A play about the weather may infuriate those who bemoan the state of America’s political theater—isn’t the weather something people talk about when they're avoiding politics? I for one do not share this concern about American theater, and the idea behind A Great Place To Be From (with the emphasis on “From”), a play which examines how human psychology is strained in temperatures that humans were simply not meant to live in, is certainly an interesting conceit for a play. The deadly Chicago heat wave of 1995 was addressed by not one but two plays this year alone, so as the saying goes, three plays about deadly Midwestern heat waves is a trend. While A Great Place focuses on a more recent heat wave and is set in Milwaukee, its premise is not the problem. The pitfalls of the play lie in its execution.
A Great Place to Be From consists entirely of monologues, all of which are performed with an exceptional degree of realism in acting, writing, and directing. They tell of an unemployed loser reconnecting with his wife during a power outage, a man who gives a blood transfusion to his dog, an embittered grocery store clerk with a paranoid manager, and, in one extended monologue (so extended that it was about half an hour too long), a peeping-tom housewife who watches her neighbor’s teenage son naked…while she’s pretending to be one-legged. All the monologues are occasionally funny, and all the actors do a deft job with their roles. The bare-bones set and brilliant lighting effects do wonders in the black box setting.
The main problems of A Great Place come from playwright Norman Lasca’s constant attempts to add a higher significance to what are otherwise minor storytelling events. Lasca shows some promise as a writer, though he will have to write a more extensive dialogue-based play before his true skill can be assessed. But in each of the monologues, Lasca’s writing forces his actors to play an excessively impassioned defense of what seem like minor issues. Lasca’s justifications for jumping into seriousness are often quite flimsy—though some of the psychologies behind his characters are more believable than others. Lasca has given out higher-meaning emotions and language when he can’t seem to find a deeper or higher meaning.
The lack of non-heat-related connections between the monologues is one example of A Great Place’s lack of purpose. But the unfortunate consequences of the play's listlessness are much worse than that. The first monologue, “Stars in the City,” takes a supernatural turn that cheapens what otherwise might have been the strongest monologue of the night. The last one, “Phantom Limb,” features lines that seem better on the page than spoken aloud. Despite dealing with a mad sexologist's combination of voyeurism, exhibitionism, and an amputee fetish, it resorts to surprisingly and disappointingly conventional motifs at too many points.

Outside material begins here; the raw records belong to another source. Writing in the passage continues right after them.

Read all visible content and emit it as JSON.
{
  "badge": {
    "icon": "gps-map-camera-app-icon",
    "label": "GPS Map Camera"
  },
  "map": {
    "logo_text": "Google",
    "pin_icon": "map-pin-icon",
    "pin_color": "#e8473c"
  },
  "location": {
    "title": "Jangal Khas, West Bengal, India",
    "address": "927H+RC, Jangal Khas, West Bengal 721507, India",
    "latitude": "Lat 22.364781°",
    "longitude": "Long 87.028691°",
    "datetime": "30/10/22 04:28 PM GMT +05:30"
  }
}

Does every play have to have a deeper meaning? Some plays, like some forms of any art medium, are meant simply for lighthearted enjoyment. There is nothing necessarily wrong with this; in fact, a philosophically shallow play can even be the most captivating kind of theater if the storytelling is strong enough (Proof didn’t win the Pulitzer for its political significance). When a play makes an open call for pathos, however, and particularly when it does so by using elements of everyday modern life, it needs a thematic framework stronger than how the heat makes people crazy. A Great Place To Be From aims to be something more than a series of personality studies, but as a result of its confused deeper intentions the end product only tarnishes its strengths.
A Great Place To Be From by Normann Lasca. Directed by Geordie Broadwater. Starring Matthew Johnson (Paul), Jacques Roy (D), Andrew Zimmerman (Gerry), and Kim Martin-Cotten (Anne). Sets by Tristan Jeffers; costumes by Mike Floyd; lighting by Eric Southern; sound by Anthony Gabriele. Photos by Rachel Roberts. Opened Sept. 8, 2008. Running time: 2 HOURS, 15 MIN.
A Great Place to Be From runs through Sepember 27. Tickets can be purchased here.